"What hurts us is that people who call themselves Muslims in the internal security forces are pointing the dagger at the chest of the mujahedeen and won't stop their campaign against them," Abu Abdullah said.
"We don't fight other Muslims, but if we have to, we will defend ourselves and our mujahedeen," he warned.
Salafists are Sunni Muslims who promote a strict lifestyle based on the traditions of early "pious ancestors," and in Gaza they have made no secret of their disdain for Hamas over its observance of a tacit ceasefire with Israel and its failure to implement Islamic law.
Salafist groups have been behind most of the rocket attacks at southern Israel in recent weeks.
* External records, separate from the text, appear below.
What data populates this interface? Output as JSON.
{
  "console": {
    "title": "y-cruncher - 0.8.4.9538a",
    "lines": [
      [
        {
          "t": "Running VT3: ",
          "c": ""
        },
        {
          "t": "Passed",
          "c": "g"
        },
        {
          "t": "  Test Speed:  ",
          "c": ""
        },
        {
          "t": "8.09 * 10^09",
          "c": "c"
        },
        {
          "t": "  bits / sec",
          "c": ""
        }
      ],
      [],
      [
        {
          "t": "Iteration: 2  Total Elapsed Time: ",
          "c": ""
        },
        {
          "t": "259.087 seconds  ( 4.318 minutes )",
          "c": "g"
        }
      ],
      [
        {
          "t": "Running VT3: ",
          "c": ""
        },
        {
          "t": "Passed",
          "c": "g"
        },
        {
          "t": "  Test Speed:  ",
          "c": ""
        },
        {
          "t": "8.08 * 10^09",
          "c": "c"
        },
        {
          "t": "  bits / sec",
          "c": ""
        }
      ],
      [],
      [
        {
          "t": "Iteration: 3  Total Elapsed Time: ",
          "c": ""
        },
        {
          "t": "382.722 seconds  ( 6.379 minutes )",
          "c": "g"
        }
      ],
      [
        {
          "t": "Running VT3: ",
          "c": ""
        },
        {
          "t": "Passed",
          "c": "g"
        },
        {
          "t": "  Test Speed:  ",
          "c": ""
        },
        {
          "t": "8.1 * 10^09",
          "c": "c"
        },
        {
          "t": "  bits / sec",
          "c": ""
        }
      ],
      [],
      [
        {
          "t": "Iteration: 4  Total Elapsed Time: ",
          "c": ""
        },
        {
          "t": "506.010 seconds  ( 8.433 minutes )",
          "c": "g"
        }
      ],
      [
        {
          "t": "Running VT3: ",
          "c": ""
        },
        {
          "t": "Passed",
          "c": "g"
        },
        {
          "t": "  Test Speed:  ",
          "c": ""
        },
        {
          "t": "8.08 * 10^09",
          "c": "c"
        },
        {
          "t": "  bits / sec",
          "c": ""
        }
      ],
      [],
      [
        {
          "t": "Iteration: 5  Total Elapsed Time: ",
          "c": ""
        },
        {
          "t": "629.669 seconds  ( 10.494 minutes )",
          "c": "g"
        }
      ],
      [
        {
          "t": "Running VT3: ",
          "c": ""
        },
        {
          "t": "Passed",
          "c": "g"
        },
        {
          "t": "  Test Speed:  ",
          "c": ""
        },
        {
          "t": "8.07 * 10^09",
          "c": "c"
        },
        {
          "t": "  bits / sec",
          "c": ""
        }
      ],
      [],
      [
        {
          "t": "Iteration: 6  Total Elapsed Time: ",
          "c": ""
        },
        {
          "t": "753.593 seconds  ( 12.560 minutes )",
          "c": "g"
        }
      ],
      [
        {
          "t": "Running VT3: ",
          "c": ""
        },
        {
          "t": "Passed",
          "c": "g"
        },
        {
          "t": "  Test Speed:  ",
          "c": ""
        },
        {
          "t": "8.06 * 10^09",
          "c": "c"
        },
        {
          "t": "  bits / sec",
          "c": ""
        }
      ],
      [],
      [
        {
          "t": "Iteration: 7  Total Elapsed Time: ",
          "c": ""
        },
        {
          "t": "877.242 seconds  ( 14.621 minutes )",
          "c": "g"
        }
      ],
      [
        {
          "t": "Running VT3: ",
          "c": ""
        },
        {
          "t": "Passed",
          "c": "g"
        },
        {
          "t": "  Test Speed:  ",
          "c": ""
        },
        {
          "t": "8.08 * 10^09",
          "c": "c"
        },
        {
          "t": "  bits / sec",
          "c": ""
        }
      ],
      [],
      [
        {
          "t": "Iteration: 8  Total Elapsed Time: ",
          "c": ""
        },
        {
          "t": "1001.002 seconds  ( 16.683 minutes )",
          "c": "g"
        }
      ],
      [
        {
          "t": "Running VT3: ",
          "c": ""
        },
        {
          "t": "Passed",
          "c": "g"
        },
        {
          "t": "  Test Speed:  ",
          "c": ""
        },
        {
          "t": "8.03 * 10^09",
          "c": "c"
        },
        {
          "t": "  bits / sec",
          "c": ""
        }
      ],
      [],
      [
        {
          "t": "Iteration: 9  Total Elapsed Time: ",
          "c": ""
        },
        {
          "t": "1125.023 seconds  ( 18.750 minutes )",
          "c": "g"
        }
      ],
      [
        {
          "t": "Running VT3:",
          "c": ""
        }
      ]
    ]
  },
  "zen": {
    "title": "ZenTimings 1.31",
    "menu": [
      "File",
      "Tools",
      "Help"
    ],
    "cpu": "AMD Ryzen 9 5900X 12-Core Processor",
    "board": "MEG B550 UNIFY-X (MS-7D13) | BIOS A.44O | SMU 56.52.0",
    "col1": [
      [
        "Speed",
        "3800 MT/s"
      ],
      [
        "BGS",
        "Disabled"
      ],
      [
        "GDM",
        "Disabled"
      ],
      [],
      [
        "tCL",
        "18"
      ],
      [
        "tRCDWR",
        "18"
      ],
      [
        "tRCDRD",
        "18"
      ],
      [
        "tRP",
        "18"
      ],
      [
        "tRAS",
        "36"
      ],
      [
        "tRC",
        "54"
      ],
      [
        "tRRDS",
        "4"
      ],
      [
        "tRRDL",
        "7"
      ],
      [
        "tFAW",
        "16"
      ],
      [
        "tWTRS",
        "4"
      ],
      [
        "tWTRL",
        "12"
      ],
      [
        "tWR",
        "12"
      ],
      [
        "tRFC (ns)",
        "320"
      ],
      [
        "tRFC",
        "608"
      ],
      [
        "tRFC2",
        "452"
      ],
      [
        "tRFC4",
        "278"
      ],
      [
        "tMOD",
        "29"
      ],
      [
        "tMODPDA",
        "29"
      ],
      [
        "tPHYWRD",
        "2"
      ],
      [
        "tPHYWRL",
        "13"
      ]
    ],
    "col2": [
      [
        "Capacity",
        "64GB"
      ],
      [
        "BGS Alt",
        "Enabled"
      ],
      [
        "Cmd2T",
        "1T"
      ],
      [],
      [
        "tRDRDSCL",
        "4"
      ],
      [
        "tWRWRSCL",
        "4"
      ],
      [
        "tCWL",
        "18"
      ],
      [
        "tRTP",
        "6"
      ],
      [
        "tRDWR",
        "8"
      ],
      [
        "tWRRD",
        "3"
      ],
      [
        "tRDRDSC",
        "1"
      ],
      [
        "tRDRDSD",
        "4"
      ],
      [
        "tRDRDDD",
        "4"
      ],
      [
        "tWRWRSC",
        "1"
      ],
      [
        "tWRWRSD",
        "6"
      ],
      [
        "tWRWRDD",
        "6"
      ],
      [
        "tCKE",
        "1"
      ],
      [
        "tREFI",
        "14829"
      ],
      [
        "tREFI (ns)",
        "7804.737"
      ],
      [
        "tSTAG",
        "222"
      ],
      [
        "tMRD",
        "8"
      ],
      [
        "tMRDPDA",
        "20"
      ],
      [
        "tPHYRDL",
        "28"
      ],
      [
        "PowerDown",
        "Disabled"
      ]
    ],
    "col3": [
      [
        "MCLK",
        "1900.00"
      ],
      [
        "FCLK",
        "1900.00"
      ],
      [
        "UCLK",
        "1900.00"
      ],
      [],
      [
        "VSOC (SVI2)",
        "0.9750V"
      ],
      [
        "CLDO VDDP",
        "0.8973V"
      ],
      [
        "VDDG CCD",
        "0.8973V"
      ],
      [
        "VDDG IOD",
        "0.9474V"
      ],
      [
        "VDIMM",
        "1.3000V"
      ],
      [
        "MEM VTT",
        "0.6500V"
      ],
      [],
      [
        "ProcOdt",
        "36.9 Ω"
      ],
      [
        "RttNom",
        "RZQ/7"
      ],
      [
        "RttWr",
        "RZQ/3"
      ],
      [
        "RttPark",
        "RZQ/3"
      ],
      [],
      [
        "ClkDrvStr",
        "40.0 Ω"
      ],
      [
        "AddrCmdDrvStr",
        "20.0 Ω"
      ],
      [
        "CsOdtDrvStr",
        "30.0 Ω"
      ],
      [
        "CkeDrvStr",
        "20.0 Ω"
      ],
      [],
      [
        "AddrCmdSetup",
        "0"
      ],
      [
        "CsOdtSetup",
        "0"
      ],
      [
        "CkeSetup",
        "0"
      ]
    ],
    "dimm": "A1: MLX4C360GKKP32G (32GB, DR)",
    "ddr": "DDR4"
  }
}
The Mujahedeen Shura Council claimed for responsibility for a Grad missile attack which struck a home in Netivot on September 9.
The same group, which is a terror organization ideologically affiliated with Al-Qaeda, claimed responsibility for several other attacks and said in a statement recently that “Jihad in the way of Allah against the criminal Jews is a duty through which we get closer to Allah ... it is the (Islamic) nation’s duty to help and support the mujahidin ... the Jewish thieves must know that the Muslim holy sites are being guarded by (Muslim) men who do not sleep ... and will give their blood and property for them.”
Abu Qatada al-Maqdisi of the Ansar al-Sunna group told AFP on Thursday that “Hamas security is chasing mujahedeen who are targeting the enemy.” He added the crackdown picked up speed after the attack in Egypt on August 5.
"This campaign intensified after the attack in Egyptian Rafiah," he said.
Hamas, meanwhile, has repeatedly insisted that no one from Gaza was involved in the attack in Egypt, and has denied there is any campaign under way to crack down on Salafist groups.
Interior ministry spokesman Islam Shawan told AFP "a few" Salafists have been arrested, but only those involved in local security breaches.
"We only deal with those who break the law and breach security," he told AFP in an apparent reference to their rocket fire at Israel in defiance of the tacit truce observed by Hamas.
Salafist groups accuse Hamas of targeting them to curry favor with the administration of Egypt's new Islamist President Mohammed Morsi, whose Muslim Brotherhood shares ideological roots with Hamas.
"Egypt is pressuring Hamas to pursue Salafist groups, whether they were involved in the Sinai attack or not," said Mukhaimer Abu Saada, a political science expert at Gaza's Al Azhar University.
"Hamas feels the new Egypt is a supportive force that can be depended upon in the future, so it is keen to coordinate," he said.
Salafist groups, he said, embarrass Hamas with their rocket attacks on Israel and allegations that their militants were mistreated or tortured in custody.
"A clash between Hamas and Salafists is inevitable," he told AFP.